▶ **What to work on**
Reproduce the data in full, exactly.

────────

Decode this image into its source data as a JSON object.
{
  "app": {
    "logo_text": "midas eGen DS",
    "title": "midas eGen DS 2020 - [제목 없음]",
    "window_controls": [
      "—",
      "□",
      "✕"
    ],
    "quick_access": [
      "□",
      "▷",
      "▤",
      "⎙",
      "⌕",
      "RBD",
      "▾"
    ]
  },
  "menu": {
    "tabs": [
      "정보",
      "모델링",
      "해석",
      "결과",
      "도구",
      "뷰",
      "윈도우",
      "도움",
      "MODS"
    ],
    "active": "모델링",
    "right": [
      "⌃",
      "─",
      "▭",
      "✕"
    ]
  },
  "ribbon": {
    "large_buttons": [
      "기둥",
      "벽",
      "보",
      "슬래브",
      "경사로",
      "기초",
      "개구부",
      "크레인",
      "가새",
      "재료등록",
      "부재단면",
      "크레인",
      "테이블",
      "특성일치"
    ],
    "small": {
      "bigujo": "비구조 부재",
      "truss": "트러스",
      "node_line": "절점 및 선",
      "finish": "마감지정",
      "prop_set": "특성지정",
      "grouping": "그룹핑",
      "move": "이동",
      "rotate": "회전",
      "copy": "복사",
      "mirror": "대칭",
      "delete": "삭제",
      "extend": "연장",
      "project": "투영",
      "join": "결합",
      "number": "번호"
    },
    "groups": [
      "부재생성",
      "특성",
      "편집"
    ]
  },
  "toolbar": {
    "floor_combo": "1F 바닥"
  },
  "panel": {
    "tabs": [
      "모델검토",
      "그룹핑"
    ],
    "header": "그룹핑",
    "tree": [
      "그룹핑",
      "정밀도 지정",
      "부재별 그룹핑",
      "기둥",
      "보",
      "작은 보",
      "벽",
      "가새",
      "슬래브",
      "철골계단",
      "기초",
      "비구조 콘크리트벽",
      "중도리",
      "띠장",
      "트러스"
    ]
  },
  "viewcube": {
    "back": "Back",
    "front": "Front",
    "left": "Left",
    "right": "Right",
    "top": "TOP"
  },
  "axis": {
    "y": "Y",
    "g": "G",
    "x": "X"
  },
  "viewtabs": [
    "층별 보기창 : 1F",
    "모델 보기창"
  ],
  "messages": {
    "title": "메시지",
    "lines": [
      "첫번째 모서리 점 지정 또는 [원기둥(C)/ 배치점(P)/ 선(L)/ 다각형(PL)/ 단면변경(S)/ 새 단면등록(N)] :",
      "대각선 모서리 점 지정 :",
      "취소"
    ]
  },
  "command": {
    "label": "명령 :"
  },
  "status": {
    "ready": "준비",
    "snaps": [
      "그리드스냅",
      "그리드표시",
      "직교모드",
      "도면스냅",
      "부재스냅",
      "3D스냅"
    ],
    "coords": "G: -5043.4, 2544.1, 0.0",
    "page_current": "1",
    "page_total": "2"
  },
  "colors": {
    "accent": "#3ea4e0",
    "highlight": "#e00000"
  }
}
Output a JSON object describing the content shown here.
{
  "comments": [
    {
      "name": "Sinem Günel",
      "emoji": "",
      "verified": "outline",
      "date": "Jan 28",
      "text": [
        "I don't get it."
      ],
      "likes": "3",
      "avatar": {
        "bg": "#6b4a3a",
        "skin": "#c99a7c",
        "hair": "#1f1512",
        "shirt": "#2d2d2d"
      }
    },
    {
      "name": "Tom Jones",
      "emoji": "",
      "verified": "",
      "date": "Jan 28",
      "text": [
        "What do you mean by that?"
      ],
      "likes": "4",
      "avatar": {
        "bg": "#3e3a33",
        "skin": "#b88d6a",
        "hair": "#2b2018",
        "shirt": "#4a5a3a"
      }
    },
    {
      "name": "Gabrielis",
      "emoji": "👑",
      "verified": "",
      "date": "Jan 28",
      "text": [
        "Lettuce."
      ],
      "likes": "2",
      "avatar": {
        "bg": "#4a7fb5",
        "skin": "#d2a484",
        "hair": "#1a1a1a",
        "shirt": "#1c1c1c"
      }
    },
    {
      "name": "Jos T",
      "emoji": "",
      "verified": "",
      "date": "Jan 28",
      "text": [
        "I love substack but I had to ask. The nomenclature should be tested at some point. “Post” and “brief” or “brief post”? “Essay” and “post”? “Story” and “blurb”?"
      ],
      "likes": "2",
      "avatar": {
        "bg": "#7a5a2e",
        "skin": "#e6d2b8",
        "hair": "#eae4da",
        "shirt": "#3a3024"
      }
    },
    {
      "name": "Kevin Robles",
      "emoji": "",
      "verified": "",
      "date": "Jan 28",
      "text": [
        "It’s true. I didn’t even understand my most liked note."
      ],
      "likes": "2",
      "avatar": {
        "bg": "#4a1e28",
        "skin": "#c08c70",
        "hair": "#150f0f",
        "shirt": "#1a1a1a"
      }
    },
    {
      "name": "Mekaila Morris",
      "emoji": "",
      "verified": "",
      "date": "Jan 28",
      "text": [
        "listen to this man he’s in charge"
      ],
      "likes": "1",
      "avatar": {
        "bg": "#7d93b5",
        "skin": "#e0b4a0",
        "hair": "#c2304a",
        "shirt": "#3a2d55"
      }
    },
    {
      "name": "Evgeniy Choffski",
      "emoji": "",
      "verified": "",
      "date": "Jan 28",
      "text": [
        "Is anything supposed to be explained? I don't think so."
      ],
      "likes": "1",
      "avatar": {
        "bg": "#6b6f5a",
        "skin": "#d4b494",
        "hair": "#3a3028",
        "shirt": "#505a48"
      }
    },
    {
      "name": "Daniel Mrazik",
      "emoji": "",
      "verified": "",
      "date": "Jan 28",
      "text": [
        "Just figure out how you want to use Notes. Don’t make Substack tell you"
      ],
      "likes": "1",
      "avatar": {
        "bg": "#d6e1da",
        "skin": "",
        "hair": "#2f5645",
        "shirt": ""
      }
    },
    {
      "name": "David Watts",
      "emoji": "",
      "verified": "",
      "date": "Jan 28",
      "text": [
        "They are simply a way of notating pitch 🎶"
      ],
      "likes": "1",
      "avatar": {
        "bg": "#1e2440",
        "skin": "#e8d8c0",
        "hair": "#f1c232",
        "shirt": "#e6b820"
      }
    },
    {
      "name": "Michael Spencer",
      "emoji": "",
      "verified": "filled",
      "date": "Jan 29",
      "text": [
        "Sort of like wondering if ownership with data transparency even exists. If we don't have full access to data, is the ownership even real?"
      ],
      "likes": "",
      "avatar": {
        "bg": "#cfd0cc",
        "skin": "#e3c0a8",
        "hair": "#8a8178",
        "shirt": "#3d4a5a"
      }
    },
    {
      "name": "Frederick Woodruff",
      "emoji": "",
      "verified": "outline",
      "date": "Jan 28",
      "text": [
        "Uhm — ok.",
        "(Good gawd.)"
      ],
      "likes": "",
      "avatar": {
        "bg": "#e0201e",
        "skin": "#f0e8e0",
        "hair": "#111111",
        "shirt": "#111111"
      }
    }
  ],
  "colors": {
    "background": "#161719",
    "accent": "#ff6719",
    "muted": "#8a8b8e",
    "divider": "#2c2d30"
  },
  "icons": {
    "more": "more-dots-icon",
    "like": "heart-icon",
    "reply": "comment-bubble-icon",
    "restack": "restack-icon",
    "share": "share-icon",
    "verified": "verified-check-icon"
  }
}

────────

▶ **Exercise result**
Decode this image into its source data as a JSON object.
{
  "app": {
    "logo_text": "midas eGen DS",
    "title": "midas eGen DS 2020 - [제목 없음]",
    "window_controls": [
      "—",
      "□",
      "✕"
    ],
    "quick_access": [
      "□",
      "▷",
      "▤",
      "⎙",
      "⌕",
      "RBD",
      "▾"
    ]
  },
  "menu": {
    "tabs": [
      "정보",
      "모델링",
      "해석",
      "결과",
      "도구",
      "뷰",
      "윈도우",
      "도움",
      "MODS"
    ],
    "active": "모델링",
    "right": [
      "⌃",
      "─",
      "▭",
      "✕"
    ]
  },
  "ribbon": {
    "large_buttons": [
      "기둥",
      "벽",
      "보",
      "슬래브",
      "경사로",
      "기초",
      "개구부",
      "크레인",
      "가새",
      "재료등록",
      "부재단면",
      "크레인",
      "테이블",
      "특성일치"
    ],
    "small": {
      "bigujo": "비구조 부재",
      "truss": "트러스",
      "node_line": "절점 및 선",
      "finish": "마감지정",
      "prop_set": "특성지정",
      "grouping": "그룹핑",
      "move": "이동",
      "rotate": "회전",
      "copy": "복사",
      "mirror": "대칭",
      "delete": "삭제",
      "extend": "연장",
      "project": "투영",
      "join": "결합",
      "number": "번호"
    },
    "groups": [
      "부재생성",
      "특성",
      "편집"
    ]
  },
  "toolbar": {
    "floor_combo": "1F 바닥"
  },
  "panel": {
    "tabs": [
      "모델검토",
      "그룹핑"
    ],
    "header": "그룹핑",
    "tree": [
      "그룹핑",
      "정밀도 지정",
      "부재별 그룹핑",
      "기둥",
      "보",
      "작은 보",
      "벽",
      "가새",
      "슬래브",
      "철골계단",
      "기초",
      "비구조 콘크리트벽",
      "중도리",
      "띠장",
      "트러스"
    ]
  },
  "viewcube": {
    "back": "Back",
    "front": "Front",
    "left": "Left",
    "right": "Right",
    "top": "TOP"
  },
  "axis": {
    "y": "Y",
    "g": "G",
    "x": "X"
  },
  "viewtabs": [
    "층별 보기창 : 1F",
    "모델 보기창"
  ],
  "messages": {
    "title": "메시지",
    "lines": [
      "첫번째 모서리 점 지정 또는 [원기둥(C)/ 배치점(P)/ 선(L)/ 다각형(PL)/ 단면변경(S)/ 새 단면등록(N)] :",
      "대각선 모서리 점 지정 :",
      "취소"
    ]
  },
  "command": {
    "label": "명령 :"
  },
  "status": {
    "ready": "준비",
    "snaps": [
      "그리드스냅",
      "그리드표시",
      "직교모드",
      "도면스냅",
      "부재스냅",
      "3D스냅"
    ],
    "coords": "G: -5043.4, 2544.1, 0.0",
    "page_current": "1",
    "page_total": "2"
  },
  "colors": {
    "accent": "#3ea4e0",
    "highlight": "#e00000"
  }
}
Output a JSON object describing the content shown here.
{
  "comments": [
    {
      "name": "Sinem Günel",
      "emoji": "",
      "verified": "outline",
      "date": "Jan 28",
      "text": [
        "I don't get it."
      ],
      "likes": "3",
      "avatar": {
        "bg": "#6b4a3a",
        "skin": "#c99a7c",
        "hair": "#1f1512",
        "shirt": "#2d2d2d"
      }
    },
    {
      "name": "Tom Jones",
      "emoji": "",
      "verified": "",
      "date": "Jan 28",
      "text": [
        "What do you mean by that?"
      ],
      "likes": "4",
      "avatar": {
        "bg": "#3e3a33",
        "skin": "#b88d6a",
        "hair": "#2b2018",
        "shirt": "#4a5a3a"
      }
    },
    {
      "name": "Gabrielis",
      "emoji": "👑",
      "verified": "",
      "date": "Jan 28",
      "text": [
        "Lettuce."
      ],
      "likes": "2",
      "avatar": {
        "bg": "#4a7fb5",
        "skin": "#d2a484",
        "hair": "#1a1a1a",
        "shirt": "#1c1c1c"
      }
    },
    {
      "name": "Jos T",
      "emoji": "",
      "verified": "",
      "date": "Jan 28",
      "text": [
        "I love substack but I had to ask. The nomenclature should be tested at some point. “Post” and “brief” or “brief post”? “Essay” and “post”? “Story” and “blurb”?"
      ],
      "likes": "2",
      "avatar": {
        "bg": "#7a5a2e",
        "skin": "#e6d2b8",
        "hair": "#eae4da",
        "shirt": "#3a3024"
      }
    },
    {
      "name": "Kevin Robles",
      "emoji": "",
      "verified": "",
      "date": "Jan 28",
      "text": [
        "It’s true. I didn’t even understand my most liked note."
      ],
      "likes": "2",
      "avatar": {
        "bg": "#4a1e28",
        "skin": "#c08c70",
        "hair": "#150f0f",
        "shirt": "#1a1a1a"
      }
    },
    {
      "name": "Mekaila Morris",
      "emoji": "",
      "verified": "",
      "date": "Jan 28",
      "text": [
        "listen to this man he’s in charge"
      ],
      "likes": "1",
      "avatar": {
        "bg": "#7d93b5",
        "skin": "#e0b4a0",
        "hair": "#c2304a",
        "shirt": "#3a2d55"
      }
    },
    {
      "name": "Evgeniy Choffski",
      "emoji": "",
      "verified": "",
      "date": "Jan 28",
      "text": [
        "Is anything supposed to be explained? I don't think so."
      ],
      "likes": "1",
      "avatar": {
        "bg": "#6b6f5a",
        "skin": "#d4b494",
        "hair": "#3a3028",
        "shirt": "#505a48"
      }
    },
    {
      "name": "Daniel Mrazik",
      "emoji": "",
      "verified": "",
      "date": "Jan 28",
      "text": [
        "Just figure out how you want to use Notes. Don’t make Substack tell you"
      ],
      "likes": "1",
      "avatar": {
        "bg": "#d6e1da",
        "skin": "",
        "hair": "#2f5645",
        "shirt": ""
      }
    },
    {
      "name": "David Watts",
      "emoji": "",
      "verified": "",
      "date": "Jan 28",
      "text": [
        "They are simply a way of notating pitch 🎶"
      ],
      "likes": "1",
      "avatar": {
        "bg": "#1e2440",
        "skin": "#e8d8c0",
        "hair": "#f1c232",
        "shirt": "#e6b820"
      }
    },
    {
      "name": "Michael Spencer",
      "emoji": "",
      "verified": "filled",
      "date": "Jan 29",
      "text": [
        "Sort of like wondering if ownership with data transparency even exists. If we don't have full access to data, is the ownership even real?"
      ],
      "likes": "",
      "avatar": {
        "bg": "#cfd0cc",
        "skin": "#e3c0a8",
        "hair": "#8a8178",
        "shirt": "#3d4a5a"
      }
    },
    {
      "name": "Frederick Woodruff",
      "emoji": "",
      "verified": "outline",
      "date": "Jan 28",
      "text": [
        "Uhm — ok.",
        "(Good gawd.)"
      ],
      "likes": "",
      "avatar": {
        "bg": "#e0201e",
        "skin": "#f0e8e0",
        "hair": "#111111",
        "shirt": "#111111"
      }
    }
  ],
  "colors": {
    "background": "#161719",
    "accent": "#ff6719",
    "muted": "#8a8b8e",
    "divider": "#2c2d30"
  },
  "icons": {
    "more": "more-dots-icon",
    "like": "heart-icon",
    "reply": "comment-bubble-icon",
    "restack": "restack-icon",
    "share": "share-icon",
    "verified": "verified-check-icon"
  }
}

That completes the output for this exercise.